*** Opening INPUT RECORDS ***
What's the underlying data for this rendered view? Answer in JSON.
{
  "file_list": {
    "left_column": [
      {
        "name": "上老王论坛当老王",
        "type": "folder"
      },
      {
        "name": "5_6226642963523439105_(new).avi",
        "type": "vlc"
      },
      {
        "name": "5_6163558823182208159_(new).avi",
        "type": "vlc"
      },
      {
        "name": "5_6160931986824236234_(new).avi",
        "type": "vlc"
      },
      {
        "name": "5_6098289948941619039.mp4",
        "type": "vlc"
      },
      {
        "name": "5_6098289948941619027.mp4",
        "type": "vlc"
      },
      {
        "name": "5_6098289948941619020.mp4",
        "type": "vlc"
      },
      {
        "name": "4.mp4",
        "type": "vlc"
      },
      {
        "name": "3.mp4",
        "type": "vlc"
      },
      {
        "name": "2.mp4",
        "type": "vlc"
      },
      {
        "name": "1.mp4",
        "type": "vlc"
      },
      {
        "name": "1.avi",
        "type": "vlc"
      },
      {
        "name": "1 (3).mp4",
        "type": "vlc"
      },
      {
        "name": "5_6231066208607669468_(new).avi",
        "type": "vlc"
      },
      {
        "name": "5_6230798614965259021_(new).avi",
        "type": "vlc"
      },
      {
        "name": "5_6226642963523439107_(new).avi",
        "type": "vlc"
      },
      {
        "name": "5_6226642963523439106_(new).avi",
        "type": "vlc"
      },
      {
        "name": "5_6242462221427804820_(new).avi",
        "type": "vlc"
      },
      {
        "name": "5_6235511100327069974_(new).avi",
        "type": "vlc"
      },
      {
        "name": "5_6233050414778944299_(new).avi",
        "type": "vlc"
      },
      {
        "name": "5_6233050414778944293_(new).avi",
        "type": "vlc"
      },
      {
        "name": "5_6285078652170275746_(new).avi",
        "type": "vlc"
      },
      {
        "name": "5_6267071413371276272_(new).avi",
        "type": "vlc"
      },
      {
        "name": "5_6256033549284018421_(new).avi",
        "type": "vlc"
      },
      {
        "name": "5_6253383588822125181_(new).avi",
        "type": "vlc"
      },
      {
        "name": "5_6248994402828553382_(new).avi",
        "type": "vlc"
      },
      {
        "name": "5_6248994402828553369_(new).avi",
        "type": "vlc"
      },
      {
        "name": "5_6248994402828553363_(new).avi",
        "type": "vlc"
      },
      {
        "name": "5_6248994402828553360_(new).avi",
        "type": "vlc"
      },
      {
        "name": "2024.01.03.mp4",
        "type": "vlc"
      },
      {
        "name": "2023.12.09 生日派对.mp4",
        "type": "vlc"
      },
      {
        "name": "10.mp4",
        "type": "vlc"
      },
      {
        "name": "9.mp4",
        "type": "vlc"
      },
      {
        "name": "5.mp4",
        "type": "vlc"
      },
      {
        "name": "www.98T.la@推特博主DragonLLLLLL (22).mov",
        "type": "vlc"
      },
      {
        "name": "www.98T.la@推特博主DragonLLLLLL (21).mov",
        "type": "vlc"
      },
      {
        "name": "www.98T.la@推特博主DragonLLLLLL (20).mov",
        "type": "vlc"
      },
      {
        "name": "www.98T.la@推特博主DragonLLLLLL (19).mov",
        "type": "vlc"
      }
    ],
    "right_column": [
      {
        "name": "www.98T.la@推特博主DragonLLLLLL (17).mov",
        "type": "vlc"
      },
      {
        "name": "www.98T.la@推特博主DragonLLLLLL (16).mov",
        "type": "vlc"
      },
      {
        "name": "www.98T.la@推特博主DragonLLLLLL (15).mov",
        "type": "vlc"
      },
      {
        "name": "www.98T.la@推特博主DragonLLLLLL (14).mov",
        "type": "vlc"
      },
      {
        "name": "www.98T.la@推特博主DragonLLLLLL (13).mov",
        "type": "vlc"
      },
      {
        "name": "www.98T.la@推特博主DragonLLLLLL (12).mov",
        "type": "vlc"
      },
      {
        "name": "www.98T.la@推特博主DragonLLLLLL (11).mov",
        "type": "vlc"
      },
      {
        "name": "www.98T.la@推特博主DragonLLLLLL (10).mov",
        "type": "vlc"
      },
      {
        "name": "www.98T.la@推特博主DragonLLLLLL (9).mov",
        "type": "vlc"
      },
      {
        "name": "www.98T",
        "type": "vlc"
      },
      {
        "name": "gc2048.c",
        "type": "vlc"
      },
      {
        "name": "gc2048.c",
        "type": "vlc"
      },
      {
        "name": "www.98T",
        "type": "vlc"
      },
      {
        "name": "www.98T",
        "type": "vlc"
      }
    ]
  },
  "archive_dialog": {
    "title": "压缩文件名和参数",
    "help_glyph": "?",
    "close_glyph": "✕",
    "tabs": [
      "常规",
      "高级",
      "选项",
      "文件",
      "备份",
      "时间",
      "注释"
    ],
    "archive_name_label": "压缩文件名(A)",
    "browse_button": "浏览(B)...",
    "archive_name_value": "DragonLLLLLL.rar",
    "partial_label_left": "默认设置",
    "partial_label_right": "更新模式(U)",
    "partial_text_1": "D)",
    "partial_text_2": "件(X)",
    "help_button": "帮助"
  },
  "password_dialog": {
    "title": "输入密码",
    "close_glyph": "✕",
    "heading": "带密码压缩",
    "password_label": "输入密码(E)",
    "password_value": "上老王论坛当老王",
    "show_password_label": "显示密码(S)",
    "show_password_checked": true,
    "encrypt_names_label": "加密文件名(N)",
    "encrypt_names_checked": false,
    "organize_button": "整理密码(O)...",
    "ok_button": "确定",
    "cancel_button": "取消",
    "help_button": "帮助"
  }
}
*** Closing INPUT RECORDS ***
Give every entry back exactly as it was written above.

What's the underlying data for this rendered view? Answer in JSON.
{
  "file_list": {
    "left_column": [
      {
        "name": "上老王论坛当老王",
        "type": "folder"
      },
      {
        "name": "5_6226642963523439105_(new).avi",
        "type": "vlc"
      },
      {
        "name": "5_6163558823182208159_(new).avi",
        "type": "vlc"
      },
      {
        "name": "5_6160931986824236234_(new).avi",
        "type": "vlc"
      },
      {
        "name": "5_6098289948941619039.mp4",
        "type": "vlc"
      },
      {
        "name": "5_6098289948941619027.mp4",
        "type": "vlc"
      },
      {
        "name": "5_6098289948941619020.mp4",
        "type": "vlc"
      },
      {
        "name": "4.mp4",
        "type": "vlc"
      },
      {
        "name": "3.mp4",
        "type": "vlc"
      },
      {
        "name": "2.mp4",
        "type": "vlc"
      },
      {
        "name": "1.mp4",
        "type": "vlc"
      },
      {
        "name": "1.avi",
        "type": "vlc"
      },
      {
        "name": "1 (3).mp4",
        "type": "vlc"
      },
      {
        "name": "5_6231066208607669468_(new).avi",
        "type": "vlc"
      },
      {
        "name": "5_6230798614965259021_(new).avi",
        "type": "vlc"
      },
      {
        "name": "5_6226642963523439107_(new).avi",
        "type": "vlc"
      },
      {
        "name": "5_6226642963523439106_(new).avi",
        "type": "vlc"
      },
      {
        "name": "5_6242462221427804820_(new).avi",
        "type": "vlc"
      },
      {
        "name": "5_6235511100327069974_(new).avi",
        "type": "vlc"
      },
      {
        "name": "5_6233050414778944299_(new).avi",
        "type": "vlc"
      },
      {
        "name": "5_6233050414778944293_(new).avi",
        "type": "vlc"
      },
      {
        "name": "5_6285078652170275746_(new).avi",
        "type": "vlc"
      },
      {
        "name": "5_6267071413371276272_(new).avi",
        "type": "vlc"
      },
      {
        "name": "5_6256033549284018421_(new).avi",
        "type": "vlc"
      },
      {
        "name": "5_6253383588822125181_(new).avi",
        "type": "vlc"
      },
      {
        "name": "5_6248994402828553382_(new).avi",
        "type": "vlc"
      },
      {
        "name": "5_6248994402828553369_(new).avi",
        "type": "vlc"
      },
      {
        "name": "5_6248994402828553363_(new).avi",
        "type": "vlc"
      },
      {
        "name": "5_6248994402828553360_(new).avi",
        "type": "vlc"
      },
      {
        "name": "2024.01.03.mp4",
        "type": "vlc"
      },
      {
        "name": "2023.12.09 生日派对.mp4",
        "type": "vlc"
      },
      {
        "name": "10.mp4",
        "type": "vlc"
      },
      {
        "name": "9.mp4",
        "type": "vlc"
      },
      {
        "name": "5.mp4",
        "type": "vlc"
      },
      {
        "name": "www.98T.la@推特博主DragonLLLLLL (22).mov",
        "type": "vlc"
      },
      {
        "name": "www.98T.la@推特博主DragonLLLLLL (21).mov",
        "type": "vlc"
      },
      {
        "name": "www.98T.la@推特博主DragonLLLLLL (20).mov",
        "type": "vlc"
      },
      {
        "name": "www.98T.la@推特博主DragonLLLLLL (19).mov",
        "type": "vlc"
      }
    ],
    "right_column": [
      {
        "name": "www.98T.la@推特博主DragonLLLLLL (17).mov",
        "type": "vlc"
      },
      {
        "name": "www.98T.la@推特博主DragonLLLLLL (16).mov",
        "type": "vlc"
      },
      {
        "name": "www.98T.la@推特博主DragonLLLLLL (15).mov",
        "type": "vlc"
      },
      {
        "name": "www.98T.la@推特博主DragonLLLLLL (14).mov",
        "type": "vlc"
      },
      {
        "name": "www.98T.la@推特博主DragonLLLLLL (13).mov",
        "type": "vlc"
      },
      {
        "name": "www.98T.la@推特博主DragonLLLLLL (12).mov",
        "type": "vlc"
      },
      {
        "name": "www.98T.la@推特博主DragonLLLLLL (11).mov",
        "type": "vlc"
      },
      {
        "name": "www.98T.la@推特博主DragonLLLLLL (10).mov",
        "type": "vlc"
      },
      {
        "name": "www.98T.la@推特博主DragonLLLLLL (9).mov",
        "type": "vlc"
      },
      {
        "name": "www.98T",
        "type": "vlc"
      },
      {
        "name": "gc2048.c",
        "type": "vlc"
      },
      {
        "name": "gc2048.c",
        "type": "vlc"
      },
      {
        "name": "www.98T",
        "type": "vlc"
      },
      {
        "name": "www.98T",
        "type": "vlc"
      }
    ]
  },
  "archive_dialog": {
    "title": "压缩文件名和参数",
    "help_glyph": "?",
    "close_glyph": "✕",
    "tabs": [
      "常规",
      "高级",
      "选项",
      "文件",
      "备份",
      "时间",
      "注释"
    ],
    "archive_name_label": "压缩文件名(A)",
    "browse_button": "浏览(B)...",
    "archive_name_value": "DragonLLLLLL.rar",
    "partial_label_left": "默认设置",
    "partial_label_right": "更新模式(U)",
    "partial_text_1": "D)",
    "partial_text_2": "件(X)",
    "help_button": "帮助"
  },
  "password_dialog": {
    "title": "输入密码",
    "close_glyph": "✕",
    "heading": "带密码压缩",
    "password_label": "输入密码(E)",
    "password_value": "上老王论坛当老王",
    "show_password_label": "显示密码(S)",
    "show_password_checked": true,
    "encrypt_names_label": "加密文件名(N)",
    "encrypt_names_checked": false,
    "organize_button": "整理密码(O)...",
    "ok_button": "确定",
    "cancel_button": "取消",
    "help_button": "帮助"
  }
}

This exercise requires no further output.